TASK BRIEF: Look through the material below, count the lines containing the word "Customize", and state only the count.

INFORMATION:
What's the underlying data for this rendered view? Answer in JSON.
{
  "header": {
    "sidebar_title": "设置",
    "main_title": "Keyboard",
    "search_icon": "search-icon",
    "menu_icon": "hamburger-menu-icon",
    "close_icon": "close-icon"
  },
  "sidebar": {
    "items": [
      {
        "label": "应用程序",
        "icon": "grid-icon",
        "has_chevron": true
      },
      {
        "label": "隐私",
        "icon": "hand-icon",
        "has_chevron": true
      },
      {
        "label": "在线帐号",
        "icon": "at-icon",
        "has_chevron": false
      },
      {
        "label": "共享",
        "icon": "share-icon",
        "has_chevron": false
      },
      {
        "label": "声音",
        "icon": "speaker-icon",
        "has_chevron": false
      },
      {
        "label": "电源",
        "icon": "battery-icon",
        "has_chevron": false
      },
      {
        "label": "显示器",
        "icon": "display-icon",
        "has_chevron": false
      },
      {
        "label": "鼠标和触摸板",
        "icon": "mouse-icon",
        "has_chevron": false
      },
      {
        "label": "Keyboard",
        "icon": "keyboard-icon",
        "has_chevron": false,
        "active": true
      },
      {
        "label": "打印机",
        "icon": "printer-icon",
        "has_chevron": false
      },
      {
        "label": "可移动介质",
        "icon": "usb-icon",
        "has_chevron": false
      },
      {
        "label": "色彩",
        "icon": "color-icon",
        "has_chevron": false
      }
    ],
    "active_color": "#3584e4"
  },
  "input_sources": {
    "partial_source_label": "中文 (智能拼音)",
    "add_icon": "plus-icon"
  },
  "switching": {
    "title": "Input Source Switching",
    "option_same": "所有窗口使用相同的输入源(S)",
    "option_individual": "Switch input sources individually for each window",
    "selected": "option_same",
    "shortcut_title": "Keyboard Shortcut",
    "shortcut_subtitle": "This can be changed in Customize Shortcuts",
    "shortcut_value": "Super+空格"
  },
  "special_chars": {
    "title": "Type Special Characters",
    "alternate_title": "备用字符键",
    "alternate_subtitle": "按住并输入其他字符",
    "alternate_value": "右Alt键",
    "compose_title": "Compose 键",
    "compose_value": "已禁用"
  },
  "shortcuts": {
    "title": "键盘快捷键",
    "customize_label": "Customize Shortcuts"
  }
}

RESULT FOR THIS EXERCISE: 2